* **Exercise goal**
For each line of the data below, test for "kind". Report only the number of lines that pass.
>>>
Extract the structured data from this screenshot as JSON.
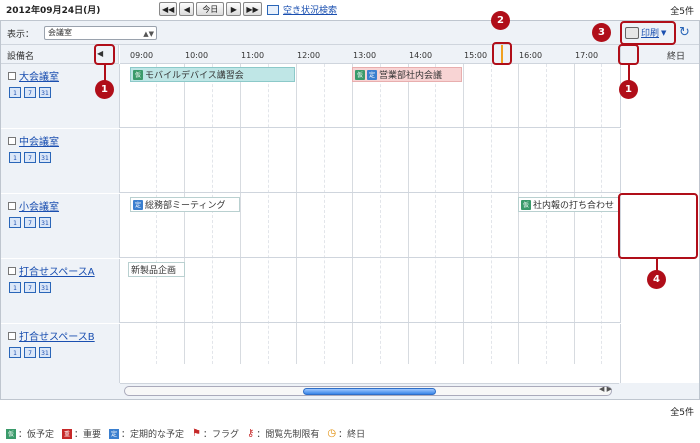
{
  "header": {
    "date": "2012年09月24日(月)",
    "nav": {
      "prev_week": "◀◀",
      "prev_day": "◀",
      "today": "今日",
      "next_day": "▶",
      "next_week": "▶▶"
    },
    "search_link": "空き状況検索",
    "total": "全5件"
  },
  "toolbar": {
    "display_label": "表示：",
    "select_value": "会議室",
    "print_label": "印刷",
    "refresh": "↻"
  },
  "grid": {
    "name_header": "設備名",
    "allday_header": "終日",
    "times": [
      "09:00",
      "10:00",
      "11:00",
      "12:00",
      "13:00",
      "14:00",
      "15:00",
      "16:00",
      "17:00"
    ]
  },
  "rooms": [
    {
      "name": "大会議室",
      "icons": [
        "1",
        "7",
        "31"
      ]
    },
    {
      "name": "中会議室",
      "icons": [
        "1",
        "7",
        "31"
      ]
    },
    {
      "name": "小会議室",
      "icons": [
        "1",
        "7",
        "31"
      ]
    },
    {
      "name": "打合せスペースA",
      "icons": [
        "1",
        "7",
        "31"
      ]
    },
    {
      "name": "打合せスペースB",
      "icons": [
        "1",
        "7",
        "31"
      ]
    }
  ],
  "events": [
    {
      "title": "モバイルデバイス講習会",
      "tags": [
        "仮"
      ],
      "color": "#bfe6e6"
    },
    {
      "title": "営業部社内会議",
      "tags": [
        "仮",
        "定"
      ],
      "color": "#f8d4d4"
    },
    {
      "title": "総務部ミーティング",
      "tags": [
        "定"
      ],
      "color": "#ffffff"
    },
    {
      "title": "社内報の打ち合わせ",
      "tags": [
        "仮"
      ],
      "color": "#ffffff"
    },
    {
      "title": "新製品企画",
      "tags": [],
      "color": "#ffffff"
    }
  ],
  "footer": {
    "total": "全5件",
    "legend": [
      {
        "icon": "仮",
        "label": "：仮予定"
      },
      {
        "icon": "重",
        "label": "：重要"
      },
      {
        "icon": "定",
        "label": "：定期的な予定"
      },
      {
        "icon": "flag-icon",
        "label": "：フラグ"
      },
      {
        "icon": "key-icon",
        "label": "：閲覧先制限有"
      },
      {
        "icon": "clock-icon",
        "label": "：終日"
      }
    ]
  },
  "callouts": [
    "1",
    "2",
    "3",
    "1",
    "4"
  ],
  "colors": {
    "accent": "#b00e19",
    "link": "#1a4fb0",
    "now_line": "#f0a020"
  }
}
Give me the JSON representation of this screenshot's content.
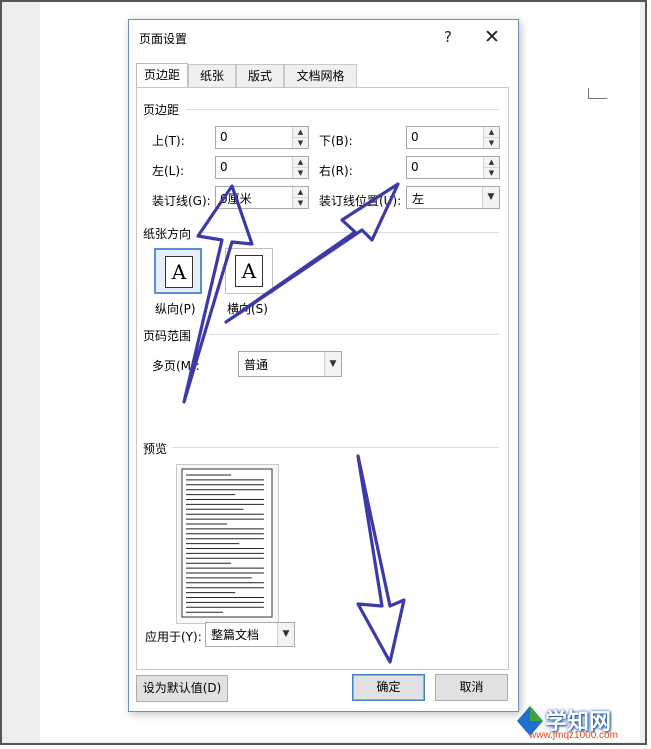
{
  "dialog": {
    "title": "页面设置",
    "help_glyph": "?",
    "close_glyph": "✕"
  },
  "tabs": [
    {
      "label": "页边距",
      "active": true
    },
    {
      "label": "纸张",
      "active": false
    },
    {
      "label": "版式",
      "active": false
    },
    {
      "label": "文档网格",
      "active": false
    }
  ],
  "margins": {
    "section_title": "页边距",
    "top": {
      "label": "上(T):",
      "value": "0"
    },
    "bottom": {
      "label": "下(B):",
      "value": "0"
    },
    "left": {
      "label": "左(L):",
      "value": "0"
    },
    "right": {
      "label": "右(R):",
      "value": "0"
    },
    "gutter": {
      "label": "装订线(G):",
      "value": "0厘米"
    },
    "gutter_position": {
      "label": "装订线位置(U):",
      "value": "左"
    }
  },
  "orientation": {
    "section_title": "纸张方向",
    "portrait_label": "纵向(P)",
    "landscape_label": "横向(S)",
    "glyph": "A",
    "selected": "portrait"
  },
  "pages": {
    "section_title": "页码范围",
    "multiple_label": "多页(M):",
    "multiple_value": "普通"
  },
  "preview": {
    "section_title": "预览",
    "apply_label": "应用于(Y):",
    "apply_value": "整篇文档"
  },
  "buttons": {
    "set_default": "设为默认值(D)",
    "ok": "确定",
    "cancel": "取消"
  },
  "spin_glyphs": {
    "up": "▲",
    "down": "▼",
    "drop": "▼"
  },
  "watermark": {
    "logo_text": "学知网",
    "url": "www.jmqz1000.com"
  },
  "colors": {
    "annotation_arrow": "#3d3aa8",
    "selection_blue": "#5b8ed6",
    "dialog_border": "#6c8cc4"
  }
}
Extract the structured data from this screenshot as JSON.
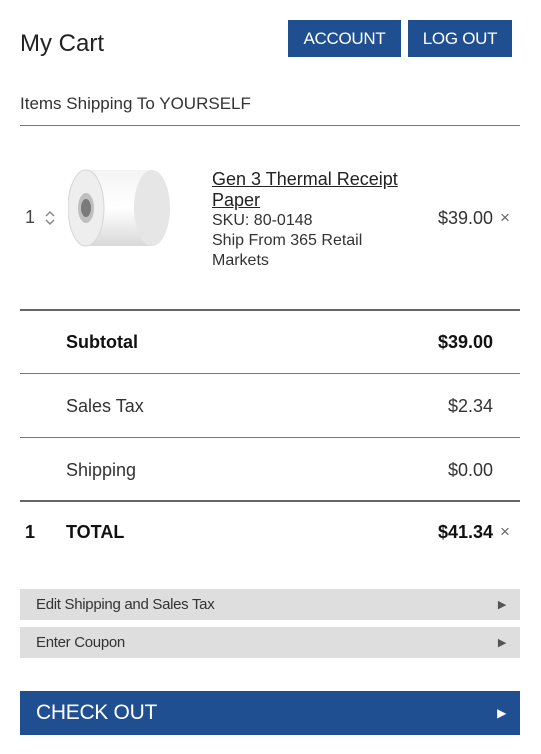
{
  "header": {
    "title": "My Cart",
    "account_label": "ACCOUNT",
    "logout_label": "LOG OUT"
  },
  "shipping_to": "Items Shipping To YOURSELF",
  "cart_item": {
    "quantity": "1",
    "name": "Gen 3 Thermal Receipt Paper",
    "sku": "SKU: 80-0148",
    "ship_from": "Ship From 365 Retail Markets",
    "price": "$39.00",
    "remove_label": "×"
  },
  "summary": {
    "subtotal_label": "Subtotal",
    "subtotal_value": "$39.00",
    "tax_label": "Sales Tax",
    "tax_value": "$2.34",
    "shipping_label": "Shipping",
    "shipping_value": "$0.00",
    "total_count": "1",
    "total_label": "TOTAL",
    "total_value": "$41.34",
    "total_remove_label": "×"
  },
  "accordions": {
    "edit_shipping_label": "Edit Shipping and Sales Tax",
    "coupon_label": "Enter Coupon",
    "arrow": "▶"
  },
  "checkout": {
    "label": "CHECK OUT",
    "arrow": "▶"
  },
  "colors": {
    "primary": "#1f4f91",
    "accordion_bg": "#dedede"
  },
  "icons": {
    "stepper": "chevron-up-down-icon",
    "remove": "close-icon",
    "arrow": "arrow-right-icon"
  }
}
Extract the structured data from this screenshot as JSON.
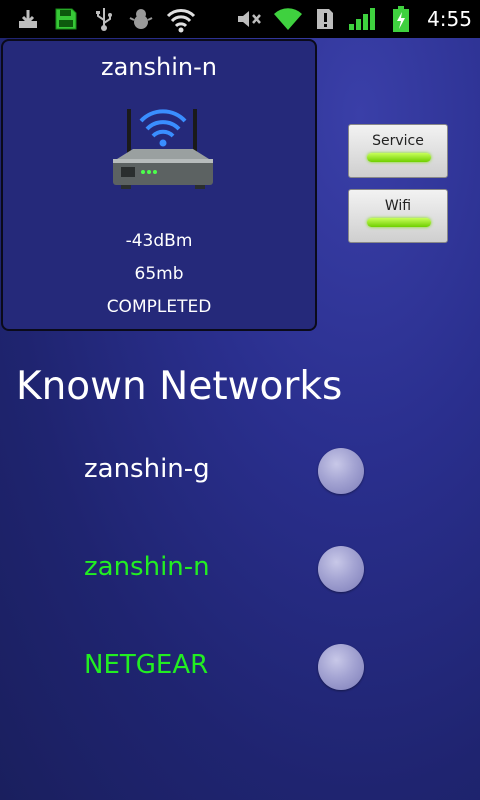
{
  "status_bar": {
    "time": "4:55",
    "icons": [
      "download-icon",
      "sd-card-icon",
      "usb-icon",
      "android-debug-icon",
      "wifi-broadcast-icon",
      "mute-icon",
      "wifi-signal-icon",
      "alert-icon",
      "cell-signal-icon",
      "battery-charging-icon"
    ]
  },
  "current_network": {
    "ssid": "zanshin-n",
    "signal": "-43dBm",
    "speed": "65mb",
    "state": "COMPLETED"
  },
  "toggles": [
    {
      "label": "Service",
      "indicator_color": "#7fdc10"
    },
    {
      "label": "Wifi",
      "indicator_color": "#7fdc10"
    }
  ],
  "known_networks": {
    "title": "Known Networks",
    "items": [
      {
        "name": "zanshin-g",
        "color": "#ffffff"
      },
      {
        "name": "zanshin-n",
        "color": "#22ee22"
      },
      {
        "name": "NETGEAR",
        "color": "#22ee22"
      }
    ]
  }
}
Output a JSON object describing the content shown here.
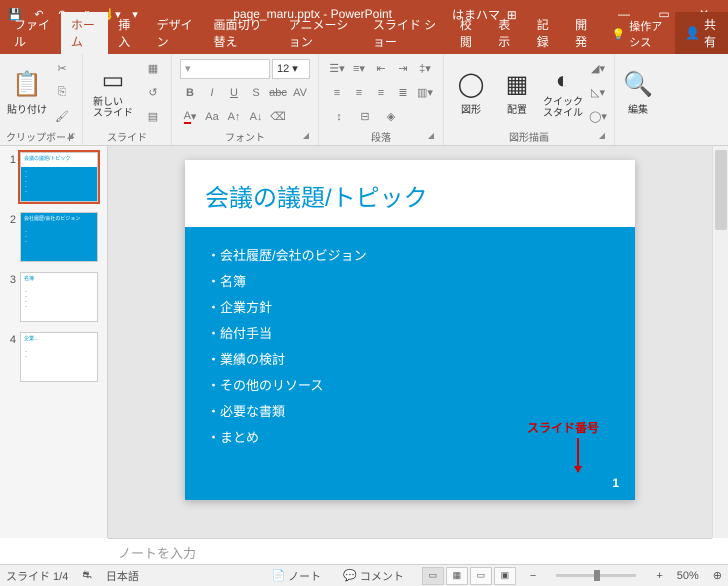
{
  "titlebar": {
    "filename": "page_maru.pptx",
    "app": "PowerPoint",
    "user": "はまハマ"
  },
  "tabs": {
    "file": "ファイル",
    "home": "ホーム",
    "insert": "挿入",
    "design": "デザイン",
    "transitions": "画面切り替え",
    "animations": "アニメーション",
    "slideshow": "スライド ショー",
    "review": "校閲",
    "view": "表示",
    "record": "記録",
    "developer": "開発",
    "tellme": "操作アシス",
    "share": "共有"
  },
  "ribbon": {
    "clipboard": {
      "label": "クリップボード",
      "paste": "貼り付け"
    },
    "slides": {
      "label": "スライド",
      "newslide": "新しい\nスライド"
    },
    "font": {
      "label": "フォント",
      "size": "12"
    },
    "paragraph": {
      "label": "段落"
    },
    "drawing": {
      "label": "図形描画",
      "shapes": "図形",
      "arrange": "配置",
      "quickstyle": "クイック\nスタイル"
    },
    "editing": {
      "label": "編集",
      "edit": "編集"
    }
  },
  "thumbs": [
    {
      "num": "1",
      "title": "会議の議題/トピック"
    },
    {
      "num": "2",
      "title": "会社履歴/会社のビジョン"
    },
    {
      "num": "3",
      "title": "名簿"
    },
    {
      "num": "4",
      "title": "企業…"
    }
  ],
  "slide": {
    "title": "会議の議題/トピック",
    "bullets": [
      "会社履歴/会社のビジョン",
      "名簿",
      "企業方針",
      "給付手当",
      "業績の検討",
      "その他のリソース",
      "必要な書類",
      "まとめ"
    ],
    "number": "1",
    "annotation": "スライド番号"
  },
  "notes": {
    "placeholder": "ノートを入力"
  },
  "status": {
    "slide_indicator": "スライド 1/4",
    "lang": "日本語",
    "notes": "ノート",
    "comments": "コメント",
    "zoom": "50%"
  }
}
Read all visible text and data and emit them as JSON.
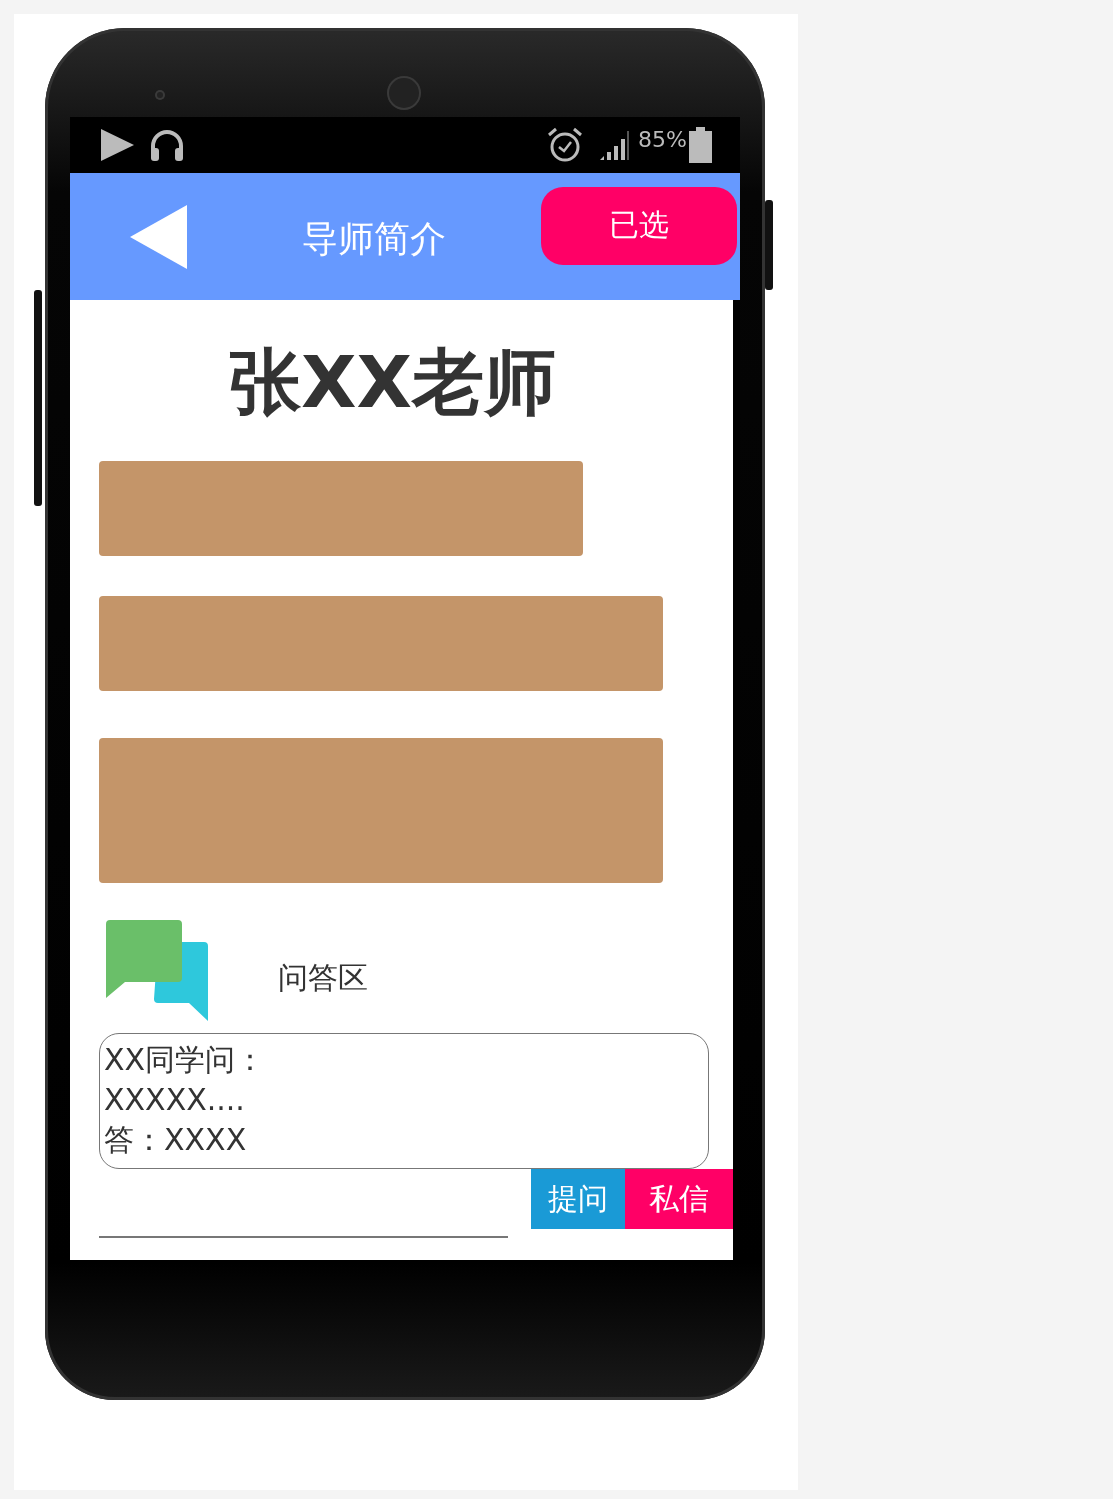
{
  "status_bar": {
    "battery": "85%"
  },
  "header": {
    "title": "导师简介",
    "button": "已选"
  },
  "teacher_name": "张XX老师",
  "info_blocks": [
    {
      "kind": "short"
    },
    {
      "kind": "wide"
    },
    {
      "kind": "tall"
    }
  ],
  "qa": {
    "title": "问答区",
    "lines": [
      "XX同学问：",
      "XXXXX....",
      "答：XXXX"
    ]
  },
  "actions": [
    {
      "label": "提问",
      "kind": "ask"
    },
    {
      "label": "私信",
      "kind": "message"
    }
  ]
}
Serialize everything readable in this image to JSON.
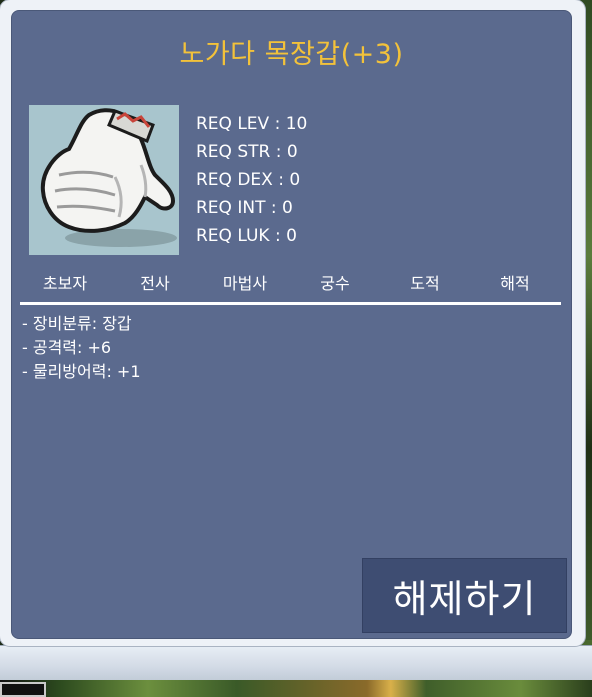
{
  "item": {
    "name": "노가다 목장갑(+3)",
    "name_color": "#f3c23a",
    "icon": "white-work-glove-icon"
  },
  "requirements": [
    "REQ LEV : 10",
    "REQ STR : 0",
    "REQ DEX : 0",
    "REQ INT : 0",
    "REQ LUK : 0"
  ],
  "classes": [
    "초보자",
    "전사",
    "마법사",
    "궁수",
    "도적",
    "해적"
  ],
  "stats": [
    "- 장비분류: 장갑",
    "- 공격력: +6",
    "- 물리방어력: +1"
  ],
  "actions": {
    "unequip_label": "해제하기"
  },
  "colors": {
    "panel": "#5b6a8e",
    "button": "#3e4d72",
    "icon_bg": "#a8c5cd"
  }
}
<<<
* **Worked solution**
5